### RECORDS PROVIDED
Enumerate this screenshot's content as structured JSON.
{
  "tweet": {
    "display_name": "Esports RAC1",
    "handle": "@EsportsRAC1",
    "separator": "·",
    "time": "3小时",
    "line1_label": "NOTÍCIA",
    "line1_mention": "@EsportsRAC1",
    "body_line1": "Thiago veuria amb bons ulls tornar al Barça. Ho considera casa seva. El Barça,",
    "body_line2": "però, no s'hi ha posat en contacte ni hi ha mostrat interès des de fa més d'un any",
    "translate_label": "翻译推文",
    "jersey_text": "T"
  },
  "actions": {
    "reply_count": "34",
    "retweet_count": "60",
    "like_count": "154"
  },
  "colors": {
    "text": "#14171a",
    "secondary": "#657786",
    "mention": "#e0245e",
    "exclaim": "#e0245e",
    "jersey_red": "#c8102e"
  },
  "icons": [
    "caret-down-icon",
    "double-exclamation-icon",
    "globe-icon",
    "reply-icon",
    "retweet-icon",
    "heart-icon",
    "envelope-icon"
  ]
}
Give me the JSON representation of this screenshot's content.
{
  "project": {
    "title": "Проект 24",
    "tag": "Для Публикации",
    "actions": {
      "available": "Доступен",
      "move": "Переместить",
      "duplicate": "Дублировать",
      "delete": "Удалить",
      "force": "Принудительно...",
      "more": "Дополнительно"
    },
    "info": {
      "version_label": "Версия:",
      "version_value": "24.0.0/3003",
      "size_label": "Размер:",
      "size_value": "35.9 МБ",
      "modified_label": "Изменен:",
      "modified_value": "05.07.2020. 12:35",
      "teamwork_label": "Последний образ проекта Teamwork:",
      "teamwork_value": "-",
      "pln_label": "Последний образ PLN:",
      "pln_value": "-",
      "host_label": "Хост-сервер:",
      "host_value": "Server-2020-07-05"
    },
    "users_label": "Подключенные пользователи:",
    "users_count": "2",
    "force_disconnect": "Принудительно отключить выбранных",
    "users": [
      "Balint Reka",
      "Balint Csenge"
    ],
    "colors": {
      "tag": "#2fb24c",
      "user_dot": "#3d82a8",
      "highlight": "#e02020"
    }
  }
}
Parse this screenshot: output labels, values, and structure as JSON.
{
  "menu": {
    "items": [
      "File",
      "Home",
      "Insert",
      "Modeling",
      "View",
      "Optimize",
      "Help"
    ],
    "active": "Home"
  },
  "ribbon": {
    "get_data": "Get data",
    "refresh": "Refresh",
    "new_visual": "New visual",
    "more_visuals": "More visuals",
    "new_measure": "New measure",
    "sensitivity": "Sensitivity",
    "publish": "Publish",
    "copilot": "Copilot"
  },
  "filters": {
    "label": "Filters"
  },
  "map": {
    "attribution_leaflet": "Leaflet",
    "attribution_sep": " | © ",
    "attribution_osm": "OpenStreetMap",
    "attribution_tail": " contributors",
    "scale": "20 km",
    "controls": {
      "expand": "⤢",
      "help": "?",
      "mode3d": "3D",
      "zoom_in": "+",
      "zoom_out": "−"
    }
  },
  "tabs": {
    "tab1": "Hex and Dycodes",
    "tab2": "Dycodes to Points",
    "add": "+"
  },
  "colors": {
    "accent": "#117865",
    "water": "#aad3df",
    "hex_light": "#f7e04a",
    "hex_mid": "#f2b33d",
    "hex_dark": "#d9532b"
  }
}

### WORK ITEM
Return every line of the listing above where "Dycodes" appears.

### EXERCISE OUTPUT
    "tab1": "Hex and Dycodes",
    "tab2": "Dycodes to Points",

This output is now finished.